I would like my Oracle rows to be sorted in the exact ascending order of my composite primary key (WORK_DATE, EMP_ID). In SQL Server, creating a clustered index easily and magically solves the problem. At first glance, Oracle's ORGANIZATION INDEX (or IOT) seemed to offer a workable solution, but it does not.
The following DDL illustrates the problem. I have made the data as realistic as possible, particularly the fact that I have a sizable VARCHAR field that varies in size from row-to-row (which presumably discourages Oracle from reordering the storage of the rows).
I am seeking a solution that causes rows to be stored in the manner as that of Query #2's output without ad-hoc users having to add an "ORDER BY 1, 2". I have clumsy users that forget to add the ORDER BY statement and they CTRL+END to the bottom, thinking they are grabbing the most recent WORK_DATE. I do not want to solve this by creating a view that contains an embedded ORDER BY statement. Can you suggest a correction to the DDL statement? Perhaps I need additional clauses or parameters after the "ORGANIZATION INDEX" keywords? Thanks for you assistance.
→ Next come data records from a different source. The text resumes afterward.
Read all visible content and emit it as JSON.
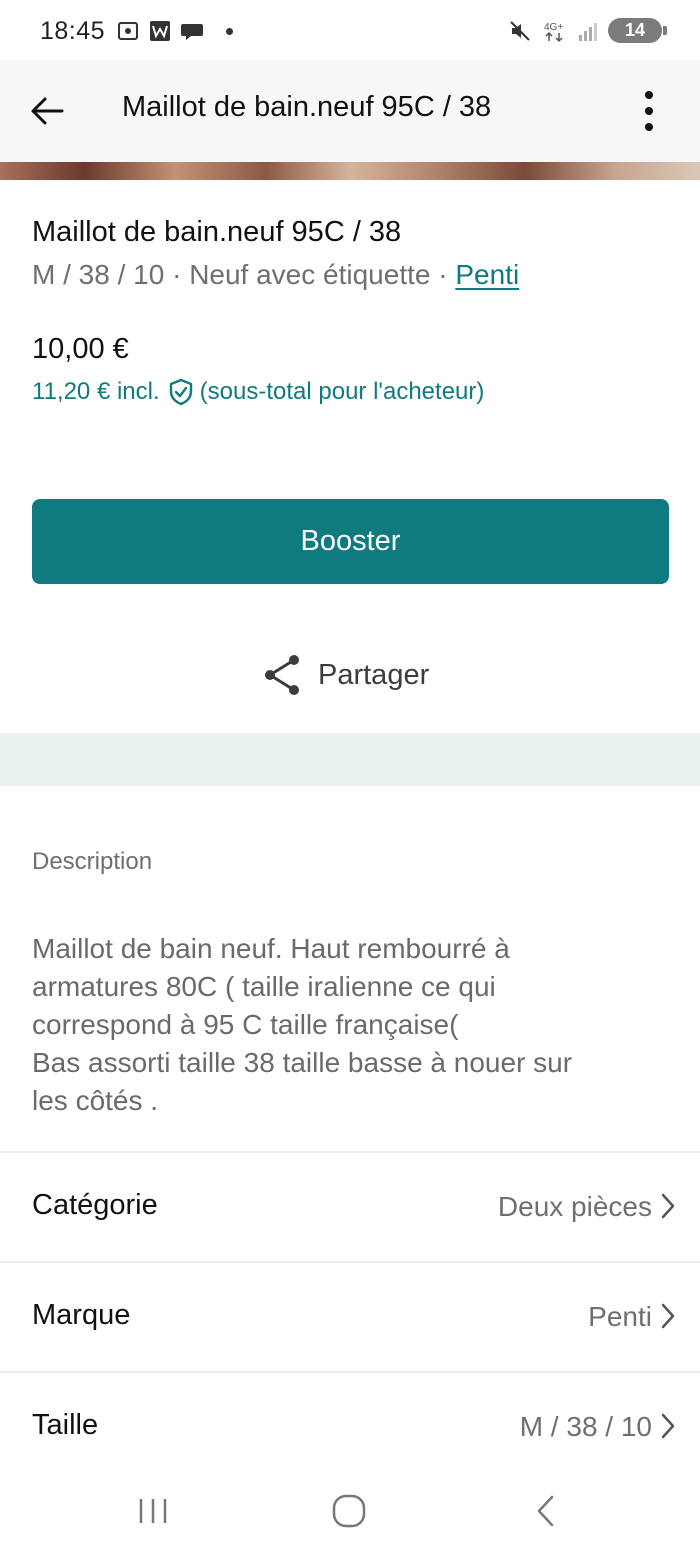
{
  "status_bar": {
    "time": "18:45",
    "left_icons": [
      "screenshot-icon",
      "w-app-icon",
      "chat-bubble-icon",
      "dot-icon"
    ],
    "right_icons": [
      "mute-icon",
      "network-4g-icon",
      "signal-icon"
    ],
    "battery": "14"
  },
  "app_bar": {
    "back_icon": "arrow-left-icon",
    "title": "Maillot de bain.neuf 95C / 38",
    "more_icon": "more-vertical-icon"
  },
  "item": {
    "title": "Maillot de bain.neuf 95C / 38",
    "size": "M / 38 / 10",
    "separator": " · ",
    "condition": "Neuf avec étiquette",
    "brand": "Penti",
    "price": "10,00 €",
    "price_with_protection": "11,20 €",
    "incl_label": "incl.",
    "protection_note": "(sous-total pour l'acheteur)"
  },
  "actions": {
    "booster_label": "Booster",
    "share_label": "Partager"
  },
  "description": {
    "label": "Description",
    "text": "Maillot de bain neuf. Haut rembourré à\narmatures 80C ( taille iralienne ce qui\ncorrespond à 95 C taille française(\nBas assorti taille 38 taille basse à nouer sur\nles côtés ."
  },
  "details": [
    {
      "label": "Catégorie",
      "value": "Deux pièces"
    },
    {
      "label": "Marque",
      "value": "Penti"
    },
    {
      "label": "Taille",
      "value": "M / 38 / 10"
    }
  ],
  "nav_bar": [
    "recent-apps-icon",
    "home-icon",
    "back-icon"
  ],
  "colors": {
    "accent": "#0f7a80",
    "section_gap": "#eaf1f1",
    "secondary_text": "#6f6f6f"
  }
}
CREATE TABLE EMPLOYEE_HOURS ( WORK_DATE DATE NOT NULL , EMP_ID VARCHAR2(15) NOT NULL , HOURS_WORKED NUMBER(22) NOT NULL , WORK_COMMENT VARCHAR2(150) NOT NULL , ROW_INSERT_DATE TIMESTAMP DEFAULT SYSTIMESTAMP , CONSTRAINT EMPLOYEE_HOURS_PK PRIMARY KEY (WORK_DATE, EMP_ID) ) ORGANIZATION INDEX; /* create test data that mimics my real world data */ BEGIN FOR loop_id IN 1 .. 10000 LOOP INSERT INTO EMPLOYEE_HOURS VALUES ( TRUNC(SYSDATE) - TRUNC(dbms_random.value(-150, 150)) , UPPER(dbms_random.string('A', 3)) || TRUNC(dbms_random.value(1000, 999999)) , dbms_random.value(0.5, 18.5) , regexp_replace(SUBSTR(LOWER(dbms_random.string('A', 100)) , 1 , TRUNC(dbms_random.value(4, 100))), '(.....)', '\1 ') , SYSTIMESTAMP); COMMIT WORK; END LOOP; END; /* compare these queries and notice that the sort order in the first query does not conform to the expected order of the IOT composite index (WORK_DATE, EMP_ID) */ /* Query #1 */ SELECT * FROM EMPLOYEE_HOURS; /* Query #2 */ SELECT * FROM EMPLOYEE_HOURS ORDER BY 1, 2;